| Aim of the task |
Which lines in the data below contain the word "true"? Pull each of them out.

| Provided data |
· · · · ·

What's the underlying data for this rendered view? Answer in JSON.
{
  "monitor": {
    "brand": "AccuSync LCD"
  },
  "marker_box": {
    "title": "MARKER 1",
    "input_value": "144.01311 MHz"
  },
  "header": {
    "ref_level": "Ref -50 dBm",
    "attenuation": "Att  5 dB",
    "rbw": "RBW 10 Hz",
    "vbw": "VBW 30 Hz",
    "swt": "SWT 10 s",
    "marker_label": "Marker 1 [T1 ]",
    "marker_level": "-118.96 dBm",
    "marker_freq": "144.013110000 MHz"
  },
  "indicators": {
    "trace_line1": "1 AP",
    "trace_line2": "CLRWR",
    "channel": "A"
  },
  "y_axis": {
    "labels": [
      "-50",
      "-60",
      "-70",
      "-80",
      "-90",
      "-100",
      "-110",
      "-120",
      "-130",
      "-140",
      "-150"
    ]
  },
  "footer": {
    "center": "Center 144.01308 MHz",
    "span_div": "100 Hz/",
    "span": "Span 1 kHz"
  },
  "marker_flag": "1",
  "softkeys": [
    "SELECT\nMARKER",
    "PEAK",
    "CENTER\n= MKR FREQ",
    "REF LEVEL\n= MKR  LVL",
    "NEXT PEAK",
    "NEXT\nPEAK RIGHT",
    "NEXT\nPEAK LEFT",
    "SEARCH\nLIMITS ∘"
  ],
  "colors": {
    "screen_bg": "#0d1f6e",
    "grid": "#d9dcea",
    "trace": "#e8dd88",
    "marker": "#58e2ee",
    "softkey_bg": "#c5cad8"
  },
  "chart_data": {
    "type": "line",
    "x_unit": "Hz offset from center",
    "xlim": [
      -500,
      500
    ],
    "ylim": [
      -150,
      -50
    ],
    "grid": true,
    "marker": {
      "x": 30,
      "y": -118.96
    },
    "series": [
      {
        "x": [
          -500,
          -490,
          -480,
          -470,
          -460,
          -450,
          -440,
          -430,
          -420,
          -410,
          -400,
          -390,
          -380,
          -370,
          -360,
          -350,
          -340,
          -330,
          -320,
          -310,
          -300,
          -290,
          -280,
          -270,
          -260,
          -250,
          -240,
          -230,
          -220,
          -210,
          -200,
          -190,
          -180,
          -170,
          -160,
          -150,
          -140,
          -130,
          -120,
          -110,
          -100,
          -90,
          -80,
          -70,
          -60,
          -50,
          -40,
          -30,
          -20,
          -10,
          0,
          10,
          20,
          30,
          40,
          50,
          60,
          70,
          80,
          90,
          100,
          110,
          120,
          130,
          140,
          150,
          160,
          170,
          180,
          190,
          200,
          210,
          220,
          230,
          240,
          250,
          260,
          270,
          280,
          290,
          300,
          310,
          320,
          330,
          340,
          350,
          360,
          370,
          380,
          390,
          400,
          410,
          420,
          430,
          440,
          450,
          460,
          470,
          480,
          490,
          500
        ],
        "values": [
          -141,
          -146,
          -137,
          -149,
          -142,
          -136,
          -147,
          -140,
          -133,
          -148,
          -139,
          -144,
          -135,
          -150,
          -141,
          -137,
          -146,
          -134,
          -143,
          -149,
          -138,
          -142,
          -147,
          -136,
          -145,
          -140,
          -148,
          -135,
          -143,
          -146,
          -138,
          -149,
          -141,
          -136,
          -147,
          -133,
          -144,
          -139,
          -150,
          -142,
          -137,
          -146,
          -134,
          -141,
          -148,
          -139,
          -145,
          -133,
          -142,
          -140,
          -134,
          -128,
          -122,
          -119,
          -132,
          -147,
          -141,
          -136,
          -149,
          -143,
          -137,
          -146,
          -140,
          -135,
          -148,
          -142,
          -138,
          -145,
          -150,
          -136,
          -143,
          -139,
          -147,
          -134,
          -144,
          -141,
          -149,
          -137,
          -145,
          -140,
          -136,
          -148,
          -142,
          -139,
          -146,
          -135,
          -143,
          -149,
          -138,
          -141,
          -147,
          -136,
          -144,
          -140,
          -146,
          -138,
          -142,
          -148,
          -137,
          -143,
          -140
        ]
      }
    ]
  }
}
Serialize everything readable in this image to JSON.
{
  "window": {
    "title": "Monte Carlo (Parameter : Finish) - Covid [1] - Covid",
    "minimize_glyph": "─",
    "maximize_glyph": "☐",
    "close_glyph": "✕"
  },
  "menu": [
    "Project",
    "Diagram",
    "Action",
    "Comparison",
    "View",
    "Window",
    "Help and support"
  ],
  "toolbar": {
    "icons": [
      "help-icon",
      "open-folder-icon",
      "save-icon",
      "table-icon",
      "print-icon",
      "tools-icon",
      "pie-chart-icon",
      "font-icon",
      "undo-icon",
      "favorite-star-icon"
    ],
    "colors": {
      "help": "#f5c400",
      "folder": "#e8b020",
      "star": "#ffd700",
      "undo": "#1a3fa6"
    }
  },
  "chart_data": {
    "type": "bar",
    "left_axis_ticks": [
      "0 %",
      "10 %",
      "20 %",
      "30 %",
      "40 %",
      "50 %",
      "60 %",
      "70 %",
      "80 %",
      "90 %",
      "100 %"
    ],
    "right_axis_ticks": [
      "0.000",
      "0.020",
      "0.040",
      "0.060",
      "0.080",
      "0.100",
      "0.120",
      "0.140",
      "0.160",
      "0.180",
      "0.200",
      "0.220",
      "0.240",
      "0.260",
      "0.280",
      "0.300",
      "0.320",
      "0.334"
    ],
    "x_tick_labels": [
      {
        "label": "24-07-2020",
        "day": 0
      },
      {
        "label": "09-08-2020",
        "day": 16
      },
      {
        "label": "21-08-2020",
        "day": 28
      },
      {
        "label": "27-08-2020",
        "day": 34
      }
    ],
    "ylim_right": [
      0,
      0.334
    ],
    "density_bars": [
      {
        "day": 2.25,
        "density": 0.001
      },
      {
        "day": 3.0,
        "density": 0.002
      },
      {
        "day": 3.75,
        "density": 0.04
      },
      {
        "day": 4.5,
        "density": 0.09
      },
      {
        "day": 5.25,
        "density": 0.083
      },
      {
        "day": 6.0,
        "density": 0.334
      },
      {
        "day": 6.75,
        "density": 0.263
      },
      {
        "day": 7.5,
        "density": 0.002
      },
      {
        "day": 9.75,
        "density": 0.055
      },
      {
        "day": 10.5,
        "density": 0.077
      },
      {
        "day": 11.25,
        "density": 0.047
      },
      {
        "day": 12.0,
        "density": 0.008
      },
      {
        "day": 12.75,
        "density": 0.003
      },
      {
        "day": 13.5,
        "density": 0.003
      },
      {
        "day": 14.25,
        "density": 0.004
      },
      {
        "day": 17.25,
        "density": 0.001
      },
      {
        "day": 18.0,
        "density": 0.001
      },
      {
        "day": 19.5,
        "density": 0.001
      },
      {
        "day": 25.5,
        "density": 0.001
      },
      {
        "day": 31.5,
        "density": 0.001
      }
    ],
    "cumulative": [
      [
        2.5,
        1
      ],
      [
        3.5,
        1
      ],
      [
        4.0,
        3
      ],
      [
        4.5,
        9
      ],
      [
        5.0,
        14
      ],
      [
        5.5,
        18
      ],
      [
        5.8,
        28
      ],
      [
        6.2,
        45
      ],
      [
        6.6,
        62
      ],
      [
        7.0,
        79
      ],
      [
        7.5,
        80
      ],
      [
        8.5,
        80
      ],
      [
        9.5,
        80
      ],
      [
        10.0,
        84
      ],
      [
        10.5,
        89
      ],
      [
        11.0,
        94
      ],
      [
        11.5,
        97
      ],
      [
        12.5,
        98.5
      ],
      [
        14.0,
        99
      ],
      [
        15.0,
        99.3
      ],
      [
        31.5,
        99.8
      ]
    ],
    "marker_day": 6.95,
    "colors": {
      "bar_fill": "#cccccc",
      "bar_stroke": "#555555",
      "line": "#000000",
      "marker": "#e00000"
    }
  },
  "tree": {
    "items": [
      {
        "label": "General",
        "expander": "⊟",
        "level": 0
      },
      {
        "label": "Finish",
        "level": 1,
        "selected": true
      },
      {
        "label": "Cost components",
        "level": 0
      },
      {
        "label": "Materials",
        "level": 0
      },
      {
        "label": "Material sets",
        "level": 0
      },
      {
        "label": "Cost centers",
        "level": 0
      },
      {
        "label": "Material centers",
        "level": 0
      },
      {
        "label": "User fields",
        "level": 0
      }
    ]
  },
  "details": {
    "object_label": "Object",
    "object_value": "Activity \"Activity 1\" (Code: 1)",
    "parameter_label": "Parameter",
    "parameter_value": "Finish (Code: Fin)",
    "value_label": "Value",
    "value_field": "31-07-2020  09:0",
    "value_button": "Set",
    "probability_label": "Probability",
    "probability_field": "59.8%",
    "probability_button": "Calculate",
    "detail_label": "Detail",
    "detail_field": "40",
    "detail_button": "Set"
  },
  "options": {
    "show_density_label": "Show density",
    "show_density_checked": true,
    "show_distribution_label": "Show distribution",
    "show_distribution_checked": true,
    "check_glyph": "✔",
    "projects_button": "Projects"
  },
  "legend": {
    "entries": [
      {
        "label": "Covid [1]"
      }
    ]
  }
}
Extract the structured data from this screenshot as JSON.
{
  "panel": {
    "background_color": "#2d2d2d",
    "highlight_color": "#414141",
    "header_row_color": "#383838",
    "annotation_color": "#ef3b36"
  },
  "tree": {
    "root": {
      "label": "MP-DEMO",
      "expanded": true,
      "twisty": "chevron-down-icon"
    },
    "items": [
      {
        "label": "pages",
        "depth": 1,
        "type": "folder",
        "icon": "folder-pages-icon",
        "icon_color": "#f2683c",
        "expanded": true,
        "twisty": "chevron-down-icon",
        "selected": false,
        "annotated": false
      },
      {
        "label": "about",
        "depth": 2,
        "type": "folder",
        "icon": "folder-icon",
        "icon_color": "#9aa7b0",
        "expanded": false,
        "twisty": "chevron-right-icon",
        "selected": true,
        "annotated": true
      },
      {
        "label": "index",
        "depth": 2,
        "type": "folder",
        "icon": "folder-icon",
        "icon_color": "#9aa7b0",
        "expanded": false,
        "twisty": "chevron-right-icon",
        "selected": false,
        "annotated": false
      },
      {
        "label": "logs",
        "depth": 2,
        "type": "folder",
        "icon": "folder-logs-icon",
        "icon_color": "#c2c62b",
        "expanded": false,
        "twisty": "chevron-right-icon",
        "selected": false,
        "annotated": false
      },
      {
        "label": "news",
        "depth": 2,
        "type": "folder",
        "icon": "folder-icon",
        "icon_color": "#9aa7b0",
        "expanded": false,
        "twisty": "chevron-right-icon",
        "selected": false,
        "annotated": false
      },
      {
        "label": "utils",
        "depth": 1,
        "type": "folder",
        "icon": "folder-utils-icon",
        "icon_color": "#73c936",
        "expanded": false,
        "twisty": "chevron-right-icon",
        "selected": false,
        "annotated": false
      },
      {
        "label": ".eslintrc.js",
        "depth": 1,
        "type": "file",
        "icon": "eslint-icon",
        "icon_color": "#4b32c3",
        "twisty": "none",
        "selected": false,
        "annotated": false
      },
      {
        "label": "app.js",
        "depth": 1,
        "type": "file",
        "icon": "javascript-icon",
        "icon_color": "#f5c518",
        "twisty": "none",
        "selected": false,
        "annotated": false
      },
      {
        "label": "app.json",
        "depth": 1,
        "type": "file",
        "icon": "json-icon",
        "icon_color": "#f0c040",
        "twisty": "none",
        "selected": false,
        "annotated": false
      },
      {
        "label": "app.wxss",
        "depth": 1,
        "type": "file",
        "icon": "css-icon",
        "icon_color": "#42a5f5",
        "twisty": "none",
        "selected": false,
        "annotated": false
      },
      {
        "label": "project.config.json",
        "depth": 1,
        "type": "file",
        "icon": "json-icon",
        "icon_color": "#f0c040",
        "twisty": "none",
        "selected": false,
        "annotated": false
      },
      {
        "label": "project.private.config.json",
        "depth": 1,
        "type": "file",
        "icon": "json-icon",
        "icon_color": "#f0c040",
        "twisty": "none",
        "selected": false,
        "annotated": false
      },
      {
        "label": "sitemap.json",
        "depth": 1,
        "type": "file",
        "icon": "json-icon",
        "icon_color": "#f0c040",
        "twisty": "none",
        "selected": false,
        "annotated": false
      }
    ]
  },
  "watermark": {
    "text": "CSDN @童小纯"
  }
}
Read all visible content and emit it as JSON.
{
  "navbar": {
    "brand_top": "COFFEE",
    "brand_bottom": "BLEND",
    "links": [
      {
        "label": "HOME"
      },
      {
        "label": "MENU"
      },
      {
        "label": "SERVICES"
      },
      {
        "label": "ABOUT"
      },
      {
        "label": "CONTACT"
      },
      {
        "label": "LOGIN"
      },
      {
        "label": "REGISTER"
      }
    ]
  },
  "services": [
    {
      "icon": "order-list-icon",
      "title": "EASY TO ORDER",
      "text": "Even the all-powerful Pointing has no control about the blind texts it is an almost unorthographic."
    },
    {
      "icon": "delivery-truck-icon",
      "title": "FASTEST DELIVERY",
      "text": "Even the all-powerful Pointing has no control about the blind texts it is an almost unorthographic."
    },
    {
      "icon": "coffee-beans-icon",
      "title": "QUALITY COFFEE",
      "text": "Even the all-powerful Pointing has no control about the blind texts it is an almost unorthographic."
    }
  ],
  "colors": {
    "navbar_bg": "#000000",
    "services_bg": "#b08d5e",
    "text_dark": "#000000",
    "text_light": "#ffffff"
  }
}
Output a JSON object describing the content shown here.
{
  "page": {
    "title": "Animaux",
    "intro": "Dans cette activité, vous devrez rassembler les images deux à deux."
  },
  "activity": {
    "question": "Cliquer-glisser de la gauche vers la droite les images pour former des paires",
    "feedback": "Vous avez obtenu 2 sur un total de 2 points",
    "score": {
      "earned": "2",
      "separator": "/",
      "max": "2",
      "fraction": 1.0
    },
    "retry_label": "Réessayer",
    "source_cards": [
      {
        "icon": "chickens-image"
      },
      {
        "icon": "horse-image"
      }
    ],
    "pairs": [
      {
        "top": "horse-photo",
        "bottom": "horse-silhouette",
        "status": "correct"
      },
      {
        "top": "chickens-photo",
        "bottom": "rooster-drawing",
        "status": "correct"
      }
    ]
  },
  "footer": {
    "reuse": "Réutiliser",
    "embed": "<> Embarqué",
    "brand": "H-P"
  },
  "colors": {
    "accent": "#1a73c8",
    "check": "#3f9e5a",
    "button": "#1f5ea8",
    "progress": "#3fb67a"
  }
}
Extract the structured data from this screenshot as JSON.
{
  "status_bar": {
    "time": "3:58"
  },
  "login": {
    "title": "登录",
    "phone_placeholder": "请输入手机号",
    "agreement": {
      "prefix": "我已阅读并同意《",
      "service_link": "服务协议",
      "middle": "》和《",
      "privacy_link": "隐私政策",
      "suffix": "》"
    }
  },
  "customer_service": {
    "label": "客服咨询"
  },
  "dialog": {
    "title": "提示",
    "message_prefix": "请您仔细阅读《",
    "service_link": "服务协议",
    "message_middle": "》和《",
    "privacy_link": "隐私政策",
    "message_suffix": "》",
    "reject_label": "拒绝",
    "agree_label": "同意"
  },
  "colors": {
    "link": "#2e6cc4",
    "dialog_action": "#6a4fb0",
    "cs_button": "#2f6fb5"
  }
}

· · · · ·

| Answer section |
    "grid": true,
        "selected": true
    "show_density_checked": true,
    "show_distribution_checked": true,
      "expanded": true,
        "expanded": true,
        "selected": true,
        "annotated": true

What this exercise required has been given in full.